Skip to main content

Yes, Prime Minister

Kings Theatre, Glasgow
3 stars
Something ever so slightly shocking happens towards the end of the
first act of Antony Jay and Jonathan Lynn’s updated stage version of
their 1980s political TV sit-com. One minute PM Jim Hacker, his cabinet
secretary Sir Humphrey Appleby and private secretary Bernard Wooley are
in Chequers trading decidedly old-school repartee that nevertheless
reveals them to be occupying a world filled with Blackberries, Euros,
global warming, a brand new recession and female advisers in the shape
of the formidable Claire Sutton. The next they’re considering the moral
maze that comes with the prospect of procuring an under-age prostitute
for the foreign secretary of the imaginary state of Kumranistan in
exchange for a loan.

In a show that in the brutal age personified by the far racier environs
of The Thick of It, such a lurch shows how politics has become even
nastier since the days of Thatcherism that still hang heavy over
Westminster and beyond. What follows beyond such a debate in Lynn’s
production nevertheless becomes an excuse for a silly and slightly
over-long farce involving Machiavellian manipulation of the BBC and a
suggestion that no matter how much deep water they get themselves in,
the men and women at the top will always survive.

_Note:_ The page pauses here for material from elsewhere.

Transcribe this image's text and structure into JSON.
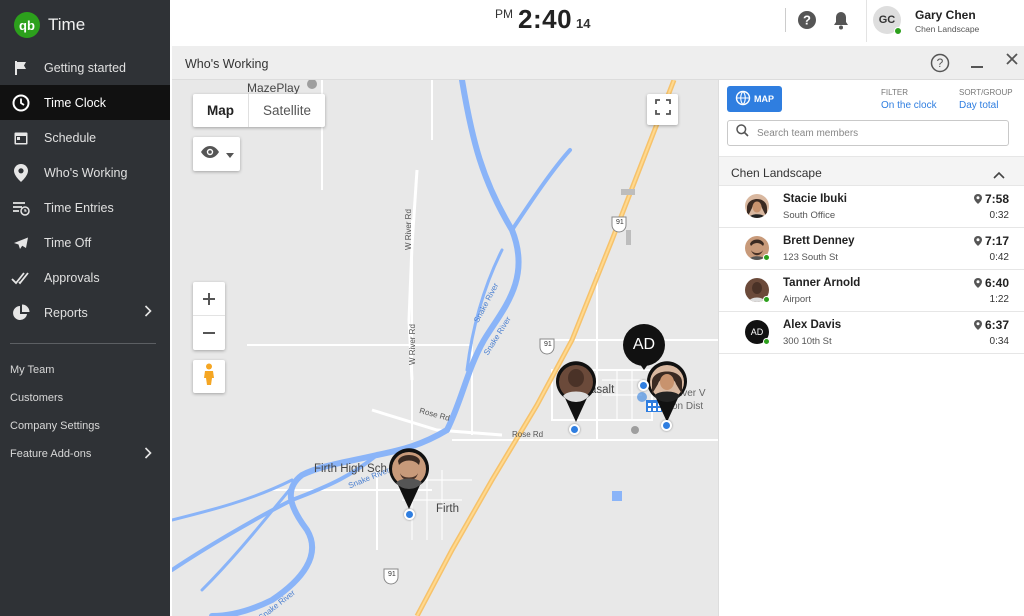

Except, no matter how much Simon Williams’ Sir Humphrey and Richard
McCabe’s Hacker wangle their way out of the deepest of doo-doo, in an
age where politicians are being imprisoned in relation to improprieties
both sexual and monetary, as with the bankers, we need more. Or do we?
This is by all accounts the Kings’ biggest selling show this season.
Austerity chic, it seems, has yet to affect the market in nostalgia.

The Herald, March 15th 2011

ends

Comments

Popular posts from this blog

Clybourne Park

Adam Smith Theatre, Kirkcaldy Four Stars
It’s a case of whoops, there goes the neighbourhood twice over in Rapture Theatre’s revival of Bruce Norris’ Pulitzer Prize-winning play, which opens in 1959 in the same Chicago suburb where Lorraine Hansberry’s drama, A Raisin in the Sun, which appeared that year, is set. Here, Robin Kingsland’s Russ and his wife Bev, played by Jackie Morrison, are preparing to move out of their now almost empty des-res following a family tragedy.
Unknown to them, the bargain basement price tag has enabled a black family to move in, with Jack Lord’s uptight Karl a self-appointed spokesperson for the entire ‘hood. Russ and Bev’s black maid Francine (Adelaide Obeng) and her husband Albert (Vinta Morgan), meanwhile, bear witness to a barrage of everyday racism. Fast forward half a century, and a white family are trying to buy the same house, albeit with a heap of proposed changes which the black couple representing the block’s now much more diverse community aren’t…

Michael Rother - Sterntaler at 40

"There's so much to do," says an uncharacteristically flustered Michael Rother. The normally unflappably beatific German guitarist, composer and former member of Neu! and Harmonia, who also had a stint in a nascent Kraftwerk, is packing for live dates in Russia and the UK, including this weekend's show at the Queen Margaret Union in Glasgow.
"It has always been my choice to take care of these things myself and not have a manager," he says. "Somehow for me the independent aspect of doing things is really important, but it has its disadvantages."
As well as playing selections from Neu! and Harmonia, the trio he formed with Dieter Moebius and Hans Joachim Roedelius of Cluster, Rother's Glasgow date will see him play a fortieth anniversary rendering of his second solo album, Sterntaler, in full. Rother will be accompanied by guitarist Franz Bargmann and drummer Hans Lampe, the latter of whose musical involvement with Rother dates back to Neu! days, …

Kieran Hurley – Mouthpiece

Things have changed since Kieran Hurley first began writing the play that would become Mouthpiece, which opens at the Traverse Theatre in Edinburgh this weekend. At the time, Hurley was, in his own words, “quite new on the scene.” As a writer and performer, he had already scored hits with Beats and Chalk Farm, two pieces that put him on the map with a new generation of theatre-makers steeped in an equally new wave of grassroots opposition that drew from the iconography of revolutions past. Where Beats looked at the politicisation of 1990s club culture, Chalk Farm, co-written with AJ Taudevin, focused on a teenage boy caught up in the 2011 London riots.
More plays followed. Some, like Heads Up used the same solo story-telling aesthetic to look at an everyday apocalypse. More recently, Square Go, written with Gary McNair, dissected toxic masculinity through a school playground fight.
All the while as Hurley developed as a writer, from new kid on the block to established provocateur, this…